Up The Down Staircase. This is an easy triumph routine involving four queens and could also be used as a lead in to the latter effect.
Cardboard Sobriety Test. This plays far better than it might read. Terry took an old self worker, added a sleight, a couple of other things and a clever presentation and knocked it out of the ball park. I know how good it is I’ve used it.
Jewel Thief—This is another simplistic thing I didn’t think would play well but it did. I’m not a big fan of spectators holding cards under the table but it’s worth it just to watch the spectator switch out his own card.
Okay, those are just the ones I’ve actually used out in the real world. I started to play with Ace Shuttle but stopped when I realized I already had in my repertoire a far simpler version of the same effect (Aldo Colombini’s “Jumbo” in print in one of his books and on his DVD “Stand Up Card Magic”).
At some point I’m sure I’ll go back and work more on “Unforgettable” a three phase routine where a spectators thought of card vanishes from five cards twice, then all the cards but the thought of card disappear. There are other routines in the book, but for me these were the ones that stood out.
A few well written, easy to follow and easy to do routines. You're not going to learn any new methods. You are going to get some simple card effects but the important point is that each has a solid presentation that will work for you.
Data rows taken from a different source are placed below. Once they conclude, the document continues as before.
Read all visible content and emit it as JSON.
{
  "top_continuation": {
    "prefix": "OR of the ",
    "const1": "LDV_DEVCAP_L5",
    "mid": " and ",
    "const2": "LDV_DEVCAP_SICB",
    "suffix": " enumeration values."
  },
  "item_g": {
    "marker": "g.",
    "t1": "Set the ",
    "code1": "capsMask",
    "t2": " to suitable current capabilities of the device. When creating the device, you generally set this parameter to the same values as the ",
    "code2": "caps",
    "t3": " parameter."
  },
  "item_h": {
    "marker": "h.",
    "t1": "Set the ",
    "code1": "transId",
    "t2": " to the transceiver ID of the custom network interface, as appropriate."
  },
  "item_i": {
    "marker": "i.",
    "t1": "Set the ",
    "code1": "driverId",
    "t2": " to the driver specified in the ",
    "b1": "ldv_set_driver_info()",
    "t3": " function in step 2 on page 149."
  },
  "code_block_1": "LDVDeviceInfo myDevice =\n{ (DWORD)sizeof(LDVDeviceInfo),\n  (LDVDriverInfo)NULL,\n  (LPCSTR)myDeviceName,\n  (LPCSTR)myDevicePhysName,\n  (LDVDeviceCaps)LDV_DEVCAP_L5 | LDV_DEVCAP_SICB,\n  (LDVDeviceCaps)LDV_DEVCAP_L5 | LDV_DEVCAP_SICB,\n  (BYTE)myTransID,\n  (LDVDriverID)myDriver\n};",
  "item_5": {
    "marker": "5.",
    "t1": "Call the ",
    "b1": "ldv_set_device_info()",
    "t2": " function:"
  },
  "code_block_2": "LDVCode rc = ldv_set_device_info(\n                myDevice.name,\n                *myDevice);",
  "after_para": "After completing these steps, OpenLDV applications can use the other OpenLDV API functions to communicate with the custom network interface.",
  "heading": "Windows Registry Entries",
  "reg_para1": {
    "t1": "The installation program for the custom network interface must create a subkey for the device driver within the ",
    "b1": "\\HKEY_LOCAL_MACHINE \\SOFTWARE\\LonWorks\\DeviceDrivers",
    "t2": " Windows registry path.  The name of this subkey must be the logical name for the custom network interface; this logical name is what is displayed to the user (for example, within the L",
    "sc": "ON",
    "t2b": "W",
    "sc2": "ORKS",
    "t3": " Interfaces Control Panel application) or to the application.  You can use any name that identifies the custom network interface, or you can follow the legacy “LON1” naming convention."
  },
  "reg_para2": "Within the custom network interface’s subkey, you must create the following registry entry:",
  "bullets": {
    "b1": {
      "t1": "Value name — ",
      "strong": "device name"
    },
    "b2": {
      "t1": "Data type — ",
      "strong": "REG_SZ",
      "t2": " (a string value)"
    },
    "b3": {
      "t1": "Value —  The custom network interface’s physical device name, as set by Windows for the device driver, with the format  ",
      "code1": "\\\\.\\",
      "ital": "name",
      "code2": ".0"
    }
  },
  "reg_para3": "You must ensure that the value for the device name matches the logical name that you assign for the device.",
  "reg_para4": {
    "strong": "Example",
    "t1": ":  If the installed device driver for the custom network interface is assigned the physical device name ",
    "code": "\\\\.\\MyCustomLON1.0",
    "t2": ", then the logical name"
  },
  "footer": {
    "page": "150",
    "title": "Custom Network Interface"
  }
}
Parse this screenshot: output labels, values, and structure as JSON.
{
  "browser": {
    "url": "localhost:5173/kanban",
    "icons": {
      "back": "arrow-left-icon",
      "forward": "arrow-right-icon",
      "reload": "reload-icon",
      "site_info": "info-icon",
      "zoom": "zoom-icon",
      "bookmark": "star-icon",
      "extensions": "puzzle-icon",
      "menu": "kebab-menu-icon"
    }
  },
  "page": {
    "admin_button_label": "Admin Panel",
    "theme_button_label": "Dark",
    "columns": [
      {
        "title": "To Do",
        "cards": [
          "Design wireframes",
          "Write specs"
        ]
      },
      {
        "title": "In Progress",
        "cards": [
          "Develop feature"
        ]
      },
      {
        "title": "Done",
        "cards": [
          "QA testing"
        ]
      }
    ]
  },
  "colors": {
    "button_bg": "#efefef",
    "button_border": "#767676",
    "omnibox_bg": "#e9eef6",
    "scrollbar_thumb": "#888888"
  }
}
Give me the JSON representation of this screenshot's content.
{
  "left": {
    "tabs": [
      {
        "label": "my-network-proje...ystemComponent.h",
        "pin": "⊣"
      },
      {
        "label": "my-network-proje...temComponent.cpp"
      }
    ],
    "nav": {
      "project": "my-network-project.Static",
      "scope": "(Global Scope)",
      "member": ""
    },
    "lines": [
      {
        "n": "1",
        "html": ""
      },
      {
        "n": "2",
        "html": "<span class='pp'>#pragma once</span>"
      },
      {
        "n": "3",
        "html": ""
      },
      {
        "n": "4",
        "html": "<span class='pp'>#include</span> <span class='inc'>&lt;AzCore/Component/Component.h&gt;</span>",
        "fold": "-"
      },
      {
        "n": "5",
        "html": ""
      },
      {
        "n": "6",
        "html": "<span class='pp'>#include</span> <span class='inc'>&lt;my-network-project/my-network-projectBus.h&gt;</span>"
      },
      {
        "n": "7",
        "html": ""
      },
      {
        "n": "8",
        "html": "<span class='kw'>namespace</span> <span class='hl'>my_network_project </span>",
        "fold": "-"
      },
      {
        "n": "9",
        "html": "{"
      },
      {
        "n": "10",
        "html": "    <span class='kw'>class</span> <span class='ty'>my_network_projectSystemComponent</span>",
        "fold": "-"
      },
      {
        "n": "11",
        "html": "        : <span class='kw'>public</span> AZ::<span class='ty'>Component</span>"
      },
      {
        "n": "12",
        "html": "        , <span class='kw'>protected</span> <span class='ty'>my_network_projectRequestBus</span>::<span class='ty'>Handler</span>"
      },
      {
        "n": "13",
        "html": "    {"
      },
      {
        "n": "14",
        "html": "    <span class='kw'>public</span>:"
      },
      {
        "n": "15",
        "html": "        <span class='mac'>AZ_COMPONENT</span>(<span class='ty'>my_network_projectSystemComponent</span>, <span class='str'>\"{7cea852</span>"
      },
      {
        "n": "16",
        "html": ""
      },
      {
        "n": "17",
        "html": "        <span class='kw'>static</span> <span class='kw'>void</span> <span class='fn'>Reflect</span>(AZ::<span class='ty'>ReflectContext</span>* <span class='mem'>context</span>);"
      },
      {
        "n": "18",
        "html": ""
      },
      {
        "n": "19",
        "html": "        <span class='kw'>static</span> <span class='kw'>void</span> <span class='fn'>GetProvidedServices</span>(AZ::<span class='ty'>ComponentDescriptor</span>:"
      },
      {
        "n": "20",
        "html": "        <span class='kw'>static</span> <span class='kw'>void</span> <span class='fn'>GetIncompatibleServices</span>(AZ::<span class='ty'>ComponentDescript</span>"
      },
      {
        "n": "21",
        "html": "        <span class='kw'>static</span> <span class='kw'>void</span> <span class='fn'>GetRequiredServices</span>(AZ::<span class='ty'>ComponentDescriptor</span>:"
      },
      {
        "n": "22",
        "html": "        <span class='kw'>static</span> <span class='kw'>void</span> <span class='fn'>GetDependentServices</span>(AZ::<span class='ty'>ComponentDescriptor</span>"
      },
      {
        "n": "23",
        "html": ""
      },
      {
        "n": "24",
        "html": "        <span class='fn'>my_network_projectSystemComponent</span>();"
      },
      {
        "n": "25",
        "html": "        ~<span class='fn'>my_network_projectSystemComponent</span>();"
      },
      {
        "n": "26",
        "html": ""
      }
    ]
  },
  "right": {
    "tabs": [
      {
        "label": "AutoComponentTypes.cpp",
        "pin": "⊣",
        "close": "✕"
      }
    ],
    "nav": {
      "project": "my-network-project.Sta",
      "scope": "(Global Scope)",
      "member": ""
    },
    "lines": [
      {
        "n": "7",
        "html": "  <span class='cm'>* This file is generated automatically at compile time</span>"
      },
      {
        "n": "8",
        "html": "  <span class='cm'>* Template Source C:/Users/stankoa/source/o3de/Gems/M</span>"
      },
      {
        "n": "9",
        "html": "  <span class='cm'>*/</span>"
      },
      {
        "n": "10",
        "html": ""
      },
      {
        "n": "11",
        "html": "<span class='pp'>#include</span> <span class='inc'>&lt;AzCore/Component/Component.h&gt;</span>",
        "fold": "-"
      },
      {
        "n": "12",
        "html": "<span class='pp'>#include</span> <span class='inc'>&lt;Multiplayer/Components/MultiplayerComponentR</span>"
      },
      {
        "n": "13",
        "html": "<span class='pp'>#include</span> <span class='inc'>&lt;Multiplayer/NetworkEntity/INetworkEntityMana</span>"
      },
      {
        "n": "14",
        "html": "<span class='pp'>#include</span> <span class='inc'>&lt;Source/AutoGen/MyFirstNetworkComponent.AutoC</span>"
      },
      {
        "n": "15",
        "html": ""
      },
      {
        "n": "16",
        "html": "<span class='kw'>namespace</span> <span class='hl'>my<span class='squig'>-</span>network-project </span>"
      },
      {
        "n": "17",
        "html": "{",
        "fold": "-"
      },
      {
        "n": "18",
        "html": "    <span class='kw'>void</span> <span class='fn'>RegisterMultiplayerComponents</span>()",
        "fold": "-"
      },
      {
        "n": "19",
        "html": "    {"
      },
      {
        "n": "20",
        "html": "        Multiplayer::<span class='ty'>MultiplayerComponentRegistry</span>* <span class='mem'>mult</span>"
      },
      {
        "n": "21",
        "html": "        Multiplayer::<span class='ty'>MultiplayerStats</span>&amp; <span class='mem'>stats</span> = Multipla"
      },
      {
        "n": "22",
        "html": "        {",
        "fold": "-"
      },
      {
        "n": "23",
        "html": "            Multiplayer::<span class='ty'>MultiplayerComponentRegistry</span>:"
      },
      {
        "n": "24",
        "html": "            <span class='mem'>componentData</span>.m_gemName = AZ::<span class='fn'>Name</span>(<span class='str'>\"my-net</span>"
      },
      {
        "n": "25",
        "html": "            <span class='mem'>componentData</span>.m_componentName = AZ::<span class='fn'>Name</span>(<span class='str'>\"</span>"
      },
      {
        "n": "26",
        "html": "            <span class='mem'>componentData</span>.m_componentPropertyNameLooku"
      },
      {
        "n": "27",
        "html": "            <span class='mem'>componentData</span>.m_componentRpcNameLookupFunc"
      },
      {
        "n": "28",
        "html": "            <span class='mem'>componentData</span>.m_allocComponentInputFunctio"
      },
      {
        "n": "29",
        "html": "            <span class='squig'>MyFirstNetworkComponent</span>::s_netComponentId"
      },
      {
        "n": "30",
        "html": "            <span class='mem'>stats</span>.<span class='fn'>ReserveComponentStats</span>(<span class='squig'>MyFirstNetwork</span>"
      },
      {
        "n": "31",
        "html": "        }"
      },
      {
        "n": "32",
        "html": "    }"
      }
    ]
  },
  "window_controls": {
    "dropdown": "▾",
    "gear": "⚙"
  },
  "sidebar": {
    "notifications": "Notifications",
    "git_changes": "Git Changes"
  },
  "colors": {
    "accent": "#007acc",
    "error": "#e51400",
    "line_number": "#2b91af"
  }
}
One of the routines is most suited to a particular David Blaine deck, because the jokers therein contain an optical illusion, but there are plenty of sources for optical illusions on the web and in print and one could easily photocopy and laminate one of these to introduce the effect.
The title pretty much sums up the presentational theme of the effects. If you're willing to invest the $6 asking price I doubt you'll be disappointed, I wasn't.
Well worth having, Annemann's Practical Mental Effects was culled from these pages as was his card magic book. I actually own the hardcover versions rather than this e-edition book, but truthfully, anyone interested in mentalism or card magic should have The Jinx to refer to and at $15 it may be one of the best purchases you'll make all year.
This is one of Nick Trost's best packet effects, wringing the maximum from what is now almost a standard twisting sequence. Can the cards be examined afterwards? No, but then, you've been telling people the cards are trick cards all along. Well thought out routine with more changes than most and an ending they don't see coming. It's a fun routine, better than some later variants.
This is a great effect and was recommended in my book "Magic From The Overground" in the chapter on strolling magic and table hopping where I shared my patter for it. It has been in my repertoire on and off for decades. In later years someone released something similar with a dollar bill. It plays better for adults than children. Well worth $7 .
I've always thought the lie detector plot (from experience using it) was a commercial plot, because it allows fun interaction from the spectator and seems inexplicable because of their own input. This is one of several packet trick versions of the plot available and I really like it and have used it.
One day I'll make myself up a jumbo set. If there is a downside to this version it would be the lack of variety with the selection, but I doubt that will stop you using it, it didn't me. This is a direct solution to the plot you'll have fun using. Worth every penny.